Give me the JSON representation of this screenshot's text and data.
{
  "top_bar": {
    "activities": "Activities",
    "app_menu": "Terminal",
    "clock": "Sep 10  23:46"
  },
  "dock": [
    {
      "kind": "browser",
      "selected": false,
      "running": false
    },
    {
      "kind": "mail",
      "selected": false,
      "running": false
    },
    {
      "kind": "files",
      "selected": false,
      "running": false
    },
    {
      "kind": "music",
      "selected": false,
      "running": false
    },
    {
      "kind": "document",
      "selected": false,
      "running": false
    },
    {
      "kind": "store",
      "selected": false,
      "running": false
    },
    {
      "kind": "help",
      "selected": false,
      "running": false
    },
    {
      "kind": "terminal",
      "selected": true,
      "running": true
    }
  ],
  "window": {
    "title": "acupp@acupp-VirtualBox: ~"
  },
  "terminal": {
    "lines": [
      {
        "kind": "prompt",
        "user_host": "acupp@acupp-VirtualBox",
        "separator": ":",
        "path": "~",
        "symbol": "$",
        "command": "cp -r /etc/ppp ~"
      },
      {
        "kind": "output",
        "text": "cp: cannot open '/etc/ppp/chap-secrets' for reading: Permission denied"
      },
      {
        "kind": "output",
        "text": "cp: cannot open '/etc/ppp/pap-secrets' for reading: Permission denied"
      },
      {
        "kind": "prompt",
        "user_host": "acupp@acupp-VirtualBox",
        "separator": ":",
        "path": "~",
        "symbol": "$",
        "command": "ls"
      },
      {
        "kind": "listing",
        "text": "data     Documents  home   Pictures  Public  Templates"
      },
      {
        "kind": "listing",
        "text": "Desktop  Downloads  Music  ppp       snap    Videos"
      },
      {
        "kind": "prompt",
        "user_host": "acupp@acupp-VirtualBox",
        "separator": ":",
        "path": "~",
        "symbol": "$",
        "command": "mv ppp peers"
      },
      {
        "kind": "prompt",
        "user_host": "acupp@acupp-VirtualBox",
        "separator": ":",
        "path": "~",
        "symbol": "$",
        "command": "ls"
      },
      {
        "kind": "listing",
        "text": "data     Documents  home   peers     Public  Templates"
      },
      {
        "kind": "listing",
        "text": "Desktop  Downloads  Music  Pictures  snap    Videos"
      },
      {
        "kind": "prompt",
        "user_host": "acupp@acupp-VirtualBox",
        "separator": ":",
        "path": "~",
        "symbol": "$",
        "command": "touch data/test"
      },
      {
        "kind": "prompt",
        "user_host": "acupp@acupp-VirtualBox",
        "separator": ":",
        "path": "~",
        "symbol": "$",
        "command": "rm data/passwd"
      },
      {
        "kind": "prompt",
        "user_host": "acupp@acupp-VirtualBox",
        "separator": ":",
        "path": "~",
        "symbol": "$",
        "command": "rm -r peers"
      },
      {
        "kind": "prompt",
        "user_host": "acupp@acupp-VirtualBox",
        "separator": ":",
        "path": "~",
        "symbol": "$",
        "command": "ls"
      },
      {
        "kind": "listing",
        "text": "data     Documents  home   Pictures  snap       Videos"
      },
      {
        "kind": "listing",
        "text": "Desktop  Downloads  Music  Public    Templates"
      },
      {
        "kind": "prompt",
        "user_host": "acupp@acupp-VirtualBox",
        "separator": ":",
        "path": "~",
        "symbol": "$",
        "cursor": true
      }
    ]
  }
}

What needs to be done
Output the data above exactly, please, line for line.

Task response
Give me the JSON representation of this screenshot's text and data.
{
  "top_bar": {
    "activities": "Activities",
    "app_menu": "Terminal",
    "clock": "Sep 10  23:46"
  },
  "dock": [
    {
      "kind": "browser",
      "selected": false,
      "running": false
    },
    {
      "kind": "mail",
      "selected": false,
      "running": false
    },
    {
      "kind": "files",
      "selected": false,
      "running": false
    },
    {
      "kind": "music",
      "selected": false,
      "running": false
    },
    {
      "kind": "document",
      "selected": false,
      "running": false
    },
    {
      "kind": "store",
      "selected": false,
      "running": false
    },
    {
      "kind": "help",
      "selected": false,
      "running": false
    },
    {
      "kind": "terminal",
      "selected": true,
      "running": true
    }
  ],
  "window": {
    "title": "acupp@acupp-VirtualBox: ~"
  },
  "terminal": {
    "lines": [
      {
        "kind": "prompt",
        "user_host": "acupp@acupp-VirtualBox",
        "separator": ":",
        "path": "~",
        "symbol": "$",
        "command": "cp -r /etc/ppp ~"
      },
      {
        "kind": "output",
        "text": "cp: cannot open '/etc/ppp/chap-secrets' for reading: Permission denied"
      },
      {
        "kind": "output",
        "text": "cp: cannot open '/etc/ppp/pap-secrets' for reading: Permission denied"
      },
      {
        "kind": "prompt",
        "user_host": "acupp@acupp-VirtualBox",
        "separator": ":",
        "path": "~",
        "symbol": "$",
        "command": "ls"
      },
      {
        "kind": "listing",
        "text": "data     Documents  home   Pictures  Public  Templates"
      },
      {
        "kind": "listing",
        "text": "Desktop  Downloads  Music  ppp       snap    Videos"
      },
      {
        "kind": "prompt",
        "user_host": "acupp@acupp-VirtualBox",
        "separator": ":",
        "path": "~",
        "symbol": "$",
        "command": "mv ppp peers"
      },
      {
        "kind": "prompt",
        "user_host": "acupp@acupp-VirtualBox",
        "separator": ":",
        "path": "~",
        "symbol": "$",
        "command": "ls"
      },
      {
        "kind": "listing",
        "text": "data     Documents  home   peers     Public  Templates"
      },
      {
        "kind": "listing",
        "text": "Desktop  Downloads  Music  Pictures  snap    Videos"
      },
      {
        "kind": "prompt",
        "user_host": "acupp@acupp-VirtualBox",
        "separator": ":",
        "path": "~",
        "symbol": "$",
        "command": "touch data/test"
      },
      {
        "kind": "prompt",
        "user_host": "acupp@acupp-VirtualBox",
        "separator": ":",
        "path": "~",
        "symbol": "$",
        "command": "rm data/passwd"
      },
      {
        "kind": "prompt",
        "user_host": "acupp@acupp-VirtualBox",
        "separator": ":",
        "path": "~",
        "symbol": "$",
        "command": "rm -r peers"
      },
      {
        "kind": "prompt",
        "user_host": "acupp@acupp-VirtualBox",
        "separator": ":",
        "path": "~",
        "symbol": "$",
        "command": "ls"
      },
      {
        "kind": "listing",
        "text": "data     Documents  home   Pictures  snap       Videos"
      },
      {
        "kind": "listing",
        "text": "Desktop  Downloads  Music  Public    Templates"
      },
      {
        "kind": "prompt",
        "user_host": "acupp@acupp-VirtualBox",
        "separator": ":",
        "path": "~",
        "symbol": "$",
        "cursor": true
      }
    ]
  }
}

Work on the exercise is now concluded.